▶ _Task statement_
No images, please. Copy each entry below exactly as it reads.

▶ _Information_

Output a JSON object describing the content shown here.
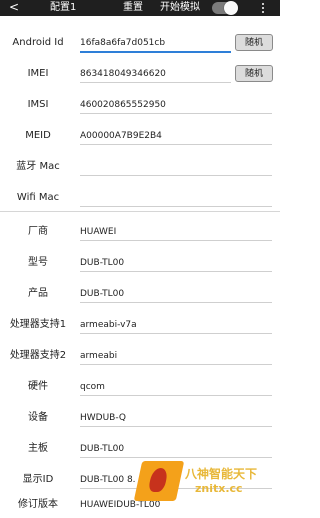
{
  "topbar": {
    "back_glyph": "<",
    "config_title": "配置1",
    "reset_label": "重置",
    "simulate_label": "开始模拟",
    "toggle_state": "off"
  },
  "device_fields": [
    {
      "label": "Android Id",
      "value": "16fa8a6fa7d051cb",
      "button": "随机"
    },
    {
      "label": "IMEI",
      "value": "863418049346620",
      "button": "随机"
    },
    {
      "label": "IMSI",
      "value": "460020865552950"
    },
    {
      "label": "MEID",
      "value": "A00000A7B9E2B4"
    },
    {
      "label": "蓝牙 Mac",
      "value": ""
    },
    {
      "label": "Wifi Mac",
      "value": ""
    }
  ],
  "build_fields": [
    {
      "label": "厂商",
      "value": "HUAWEI"
    },
    {
      "label": "型号",
      "value": "DUB-TL00"
    },
    {
      "label": "产品",
      "value": "DUB-TL00"
    },
    {
      "label": "处理器支持1",
      "value": "armeabi-v7a"
    },
    {
      "label": "处理器支持2",
      "value": "armeabi"
    },
    {
      "label": "硬件",
      "value": "qcom"
    },
    {
      "label": "设备",
      "value": "HWDUB-Q"
    },
    {
      "label": "主板",
      "value": "DUB-TL00"
    },
    {
      "label": "显示ID",
      "value": "DUB-TL00 8."
    },
    {
      "label": "修订版本",
      "value": "HUAWEIDUB-TL00"
    }
  ],
  "watermark": {
    "line1": "八神智能天下",
    "line2": "znitx.cc"
  },
  "colors": {
    "accent": "#2e7fd8",
    "topbar": "#1f1f1f",
    "watermark": "#f4a11a"
  }
}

▶ _Answer section_
Output a JSON object describing the content shown here.
{
  "topbar": {
    "back_glyph": "<",
    "config_title": "配置1",
    "reset_label": "重置",
    "simulate_label": "开始模拟",
    "toggle_state": "off"
  },
  "device_fields": [
    {
      "label": "Android Id",
      "value": "16fa8a6fa7d051cb",
      "button": "随机"
    },
    {
      "label": "IMEI",
      "value": "863418049346620",
      "button": "随机"
    },
    {
      "label": "IMSI",
      "value": "460020865552950"
    },
    {
      "label": "MEID",
      "value": "A00000A7B9E2B4"
    },
    {
      "label": "蓝牙 Mac",
      "value": ""
    },
    {
      "label": "Wifi Mac",
      "value": ""
    }
  ],
  "build_fields": [
    {
      "label": "厂商",
      "value": "HUAWEI"
    },
    {
      "label": "型号",
      "value": "DUB-TL00"
    },
    {
      "label": "产品",
      "value": "DUB-TL00"
    },
    {
      "label": "处理器支持1",
      "value": "armeabi-v7a"
    },
    {
      "label": "处理器支持2",
      "value": "armeabi"
    },
    {
      "label": "硬件",
      "value": "qcom"
    },
    {
      "label": "设备",
      "value": "HWDUB-Q"
    },
    {
      "label": "主板",
      "value": "DUB-TL00"
    },
    {
      "label": "显示ID",
      "value": "DUB-TL00 8."
    },
    {
      "label": "修订版本",
      "value": "HUAWEIDUB-TL00"
    }
  ],
  "watermark": {
    "line1": "八神智能天下",
    "line2": "znitx.cc"
  },
  "colors": {
    "accent": "#2e7fd8",
    "topbar": "#1f1f1f",
    "watermark": "#f4a11a"
  }
}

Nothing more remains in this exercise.